Assigned task ▸ Each line that contains the word "arrow" counts once; give the total for the records below and nothing else.

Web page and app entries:
- - - - - - -
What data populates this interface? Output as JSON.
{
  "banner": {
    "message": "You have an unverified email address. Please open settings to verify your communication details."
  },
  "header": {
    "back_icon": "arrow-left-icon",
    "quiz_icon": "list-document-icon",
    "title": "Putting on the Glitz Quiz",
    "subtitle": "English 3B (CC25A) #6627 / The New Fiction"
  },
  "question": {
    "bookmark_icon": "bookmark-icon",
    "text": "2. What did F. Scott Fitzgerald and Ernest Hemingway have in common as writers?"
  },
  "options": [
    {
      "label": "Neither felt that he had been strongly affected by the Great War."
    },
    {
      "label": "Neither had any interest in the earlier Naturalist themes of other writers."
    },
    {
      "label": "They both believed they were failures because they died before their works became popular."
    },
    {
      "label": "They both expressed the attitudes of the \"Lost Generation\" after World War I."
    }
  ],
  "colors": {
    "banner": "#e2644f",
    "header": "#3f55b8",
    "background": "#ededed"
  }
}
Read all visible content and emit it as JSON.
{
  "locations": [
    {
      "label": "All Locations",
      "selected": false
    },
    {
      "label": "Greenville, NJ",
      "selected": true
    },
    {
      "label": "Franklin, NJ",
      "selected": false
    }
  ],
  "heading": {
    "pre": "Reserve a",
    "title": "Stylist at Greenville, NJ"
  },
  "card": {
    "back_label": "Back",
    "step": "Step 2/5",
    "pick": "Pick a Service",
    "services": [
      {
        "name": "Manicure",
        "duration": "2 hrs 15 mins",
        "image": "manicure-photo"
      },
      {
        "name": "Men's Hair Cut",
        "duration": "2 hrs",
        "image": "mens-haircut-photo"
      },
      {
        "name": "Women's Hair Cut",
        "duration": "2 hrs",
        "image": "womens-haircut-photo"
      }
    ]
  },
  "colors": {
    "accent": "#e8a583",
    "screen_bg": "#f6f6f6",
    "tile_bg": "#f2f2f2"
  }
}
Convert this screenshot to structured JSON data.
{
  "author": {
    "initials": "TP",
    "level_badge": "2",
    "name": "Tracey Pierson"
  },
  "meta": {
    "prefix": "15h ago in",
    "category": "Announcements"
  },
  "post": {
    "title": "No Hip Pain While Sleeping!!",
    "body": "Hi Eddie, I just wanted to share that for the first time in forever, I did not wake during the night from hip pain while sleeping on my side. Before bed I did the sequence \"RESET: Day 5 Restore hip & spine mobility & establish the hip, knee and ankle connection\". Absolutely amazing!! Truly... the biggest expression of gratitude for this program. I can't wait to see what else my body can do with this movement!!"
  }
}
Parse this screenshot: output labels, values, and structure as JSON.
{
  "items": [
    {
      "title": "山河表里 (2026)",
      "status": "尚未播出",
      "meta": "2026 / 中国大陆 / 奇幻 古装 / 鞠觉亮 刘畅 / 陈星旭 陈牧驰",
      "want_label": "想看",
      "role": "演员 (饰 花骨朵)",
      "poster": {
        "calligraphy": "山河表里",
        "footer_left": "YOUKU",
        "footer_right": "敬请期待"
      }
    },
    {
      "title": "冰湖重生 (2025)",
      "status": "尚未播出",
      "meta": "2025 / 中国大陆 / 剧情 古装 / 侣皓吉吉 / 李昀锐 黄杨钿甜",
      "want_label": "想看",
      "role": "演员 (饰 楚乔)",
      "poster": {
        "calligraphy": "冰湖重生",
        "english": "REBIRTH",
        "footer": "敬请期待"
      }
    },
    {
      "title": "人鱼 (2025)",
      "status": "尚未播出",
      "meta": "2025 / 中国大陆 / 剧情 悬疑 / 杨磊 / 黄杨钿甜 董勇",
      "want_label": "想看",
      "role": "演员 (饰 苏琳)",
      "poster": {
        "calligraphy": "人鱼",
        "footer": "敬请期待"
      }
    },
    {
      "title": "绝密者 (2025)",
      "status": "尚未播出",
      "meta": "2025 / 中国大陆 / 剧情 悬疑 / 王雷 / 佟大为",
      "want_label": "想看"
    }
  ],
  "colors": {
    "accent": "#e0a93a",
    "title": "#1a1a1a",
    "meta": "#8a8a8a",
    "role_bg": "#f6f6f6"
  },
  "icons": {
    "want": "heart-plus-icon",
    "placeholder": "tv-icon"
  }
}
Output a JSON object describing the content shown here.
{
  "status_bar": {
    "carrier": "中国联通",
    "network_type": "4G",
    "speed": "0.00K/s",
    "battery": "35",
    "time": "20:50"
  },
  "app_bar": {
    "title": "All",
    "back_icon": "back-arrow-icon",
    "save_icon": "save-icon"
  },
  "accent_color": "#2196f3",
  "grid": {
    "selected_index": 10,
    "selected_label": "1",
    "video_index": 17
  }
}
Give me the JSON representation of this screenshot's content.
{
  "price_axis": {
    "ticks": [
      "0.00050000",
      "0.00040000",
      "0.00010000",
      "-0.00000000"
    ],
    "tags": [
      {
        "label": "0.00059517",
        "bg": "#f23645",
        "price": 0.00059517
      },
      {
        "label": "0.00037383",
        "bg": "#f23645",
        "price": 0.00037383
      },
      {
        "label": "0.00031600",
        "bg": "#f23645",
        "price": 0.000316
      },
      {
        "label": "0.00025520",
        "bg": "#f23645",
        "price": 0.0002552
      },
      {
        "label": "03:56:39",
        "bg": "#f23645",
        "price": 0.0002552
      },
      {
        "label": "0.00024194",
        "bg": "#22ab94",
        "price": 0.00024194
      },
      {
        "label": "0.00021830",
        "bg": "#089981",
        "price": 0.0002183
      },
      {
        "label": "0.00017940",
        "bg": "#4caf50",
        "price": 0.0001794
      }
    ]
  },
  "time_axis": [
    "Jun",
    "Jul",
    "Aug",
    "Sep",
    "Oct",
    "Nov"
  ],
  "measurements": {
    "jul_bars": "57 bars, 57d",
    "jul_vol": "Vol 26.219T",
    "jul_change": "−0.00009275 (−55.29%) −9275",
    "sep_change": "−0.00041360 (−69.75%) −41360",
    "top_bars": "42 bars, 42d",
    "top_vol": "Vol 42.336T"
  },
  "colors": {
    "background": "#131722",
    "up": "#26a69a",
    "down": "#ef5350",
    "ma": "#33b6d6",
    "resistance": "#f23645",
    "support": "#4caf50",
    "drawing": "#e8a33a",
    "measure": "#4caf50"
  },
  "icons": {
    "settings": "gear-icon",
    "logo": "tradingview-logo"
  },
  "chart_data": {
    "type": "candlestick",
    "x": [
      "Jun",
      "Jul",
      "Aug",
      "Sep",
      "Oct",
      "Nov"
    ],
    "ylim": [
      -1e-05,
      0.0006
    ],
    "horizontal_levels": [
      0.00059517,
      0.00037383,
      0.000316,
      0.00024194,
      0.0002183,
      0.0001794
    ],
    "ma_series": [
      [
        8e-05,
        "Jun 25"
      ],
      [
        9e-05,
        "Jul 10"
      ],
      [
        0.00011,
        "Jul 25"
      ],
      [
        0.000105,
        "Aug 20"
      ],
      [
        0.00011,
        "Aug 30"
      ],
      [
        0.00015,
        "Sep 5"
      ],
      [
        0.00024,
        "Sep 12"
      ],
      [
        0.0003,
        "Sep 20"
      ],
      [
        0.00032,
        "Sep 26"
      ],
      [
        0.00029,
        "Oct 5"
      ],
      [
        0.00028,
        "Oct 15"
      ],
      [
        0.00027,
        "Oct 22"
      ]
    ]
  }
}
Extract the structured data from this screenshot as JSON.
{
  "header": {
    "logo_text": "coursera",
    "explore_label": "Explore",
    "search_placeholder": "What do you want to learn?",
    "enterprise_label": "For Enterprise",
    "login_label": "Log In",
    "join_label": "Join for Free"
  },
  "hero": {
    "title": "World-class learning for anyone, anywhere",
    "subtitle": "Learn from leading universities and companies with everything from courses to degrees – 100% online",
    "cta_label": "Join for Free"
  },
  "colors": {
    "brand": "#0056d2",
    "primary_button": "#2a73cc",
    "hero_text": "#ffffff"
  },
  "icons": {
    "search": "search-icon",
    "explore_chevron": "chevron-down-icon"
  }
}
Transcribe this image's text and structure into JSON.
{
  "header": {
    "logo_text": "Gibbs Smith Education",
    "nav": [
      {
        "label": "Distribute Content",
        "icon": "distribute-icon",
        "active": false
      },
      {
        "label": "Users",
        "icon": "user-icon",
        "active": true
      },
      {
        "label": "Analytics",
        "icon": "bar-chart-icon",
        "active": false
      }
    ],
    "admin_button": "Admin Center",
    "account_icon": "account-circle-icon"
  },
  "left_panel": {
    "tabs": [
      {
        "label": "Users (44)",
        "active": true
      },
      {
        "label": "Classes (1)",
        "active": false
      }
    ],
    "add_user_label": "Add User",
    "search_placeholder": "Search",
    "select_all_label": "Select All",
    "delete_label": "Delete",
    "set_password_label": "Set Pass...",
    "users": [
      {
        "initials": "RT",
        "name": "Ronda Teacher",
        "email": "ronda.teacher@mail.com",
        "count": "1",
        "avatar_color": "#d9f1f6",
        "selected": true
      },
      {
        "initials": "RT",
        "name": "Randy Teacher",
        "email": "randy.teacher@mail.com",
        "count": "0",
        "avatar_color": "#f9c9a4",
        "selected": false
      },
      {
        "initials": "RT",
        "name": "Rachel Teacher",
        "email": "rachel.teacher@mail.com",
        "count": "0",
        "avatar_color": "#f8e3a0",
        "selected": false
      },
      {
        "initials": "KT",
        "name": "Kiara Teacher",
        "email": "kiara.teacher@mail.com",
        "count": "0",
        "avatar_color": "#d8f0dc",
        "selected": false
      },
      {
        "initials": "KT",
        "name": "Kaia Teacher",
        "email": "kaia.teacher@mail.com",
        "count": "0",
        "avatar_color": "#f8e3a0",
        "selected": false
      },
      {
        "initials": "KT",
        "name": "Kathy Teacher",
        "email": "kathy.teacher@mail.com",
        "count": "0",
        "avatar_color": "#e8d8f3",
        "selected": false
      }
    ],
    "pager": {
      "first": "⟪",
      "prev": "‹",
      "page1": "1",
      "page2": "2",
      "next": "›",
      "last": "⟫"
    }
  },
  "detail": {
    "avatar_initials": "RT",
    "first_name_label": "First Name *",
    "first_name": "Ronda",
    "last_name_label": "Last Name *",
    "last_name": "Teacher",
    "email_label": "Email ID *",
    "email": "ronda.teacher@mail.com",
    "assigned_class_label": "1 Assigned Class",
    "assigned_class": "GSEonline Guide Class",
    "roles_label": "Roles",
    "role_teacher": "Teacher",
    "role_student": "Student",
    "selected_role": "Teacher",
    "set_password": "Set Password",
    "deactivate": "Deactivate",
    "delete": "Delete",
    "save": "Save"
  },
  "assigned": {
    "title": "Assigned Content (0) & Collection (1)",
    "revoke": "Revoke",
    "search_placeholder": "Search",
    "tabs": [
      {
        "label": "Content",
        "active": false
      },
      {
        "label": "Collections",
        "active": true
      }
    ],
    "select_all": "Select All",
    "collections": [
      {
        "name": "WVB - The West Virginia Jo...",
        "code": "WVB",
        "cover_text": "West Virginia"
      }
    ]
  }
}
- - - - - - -
Answer for this exercise ▸ 2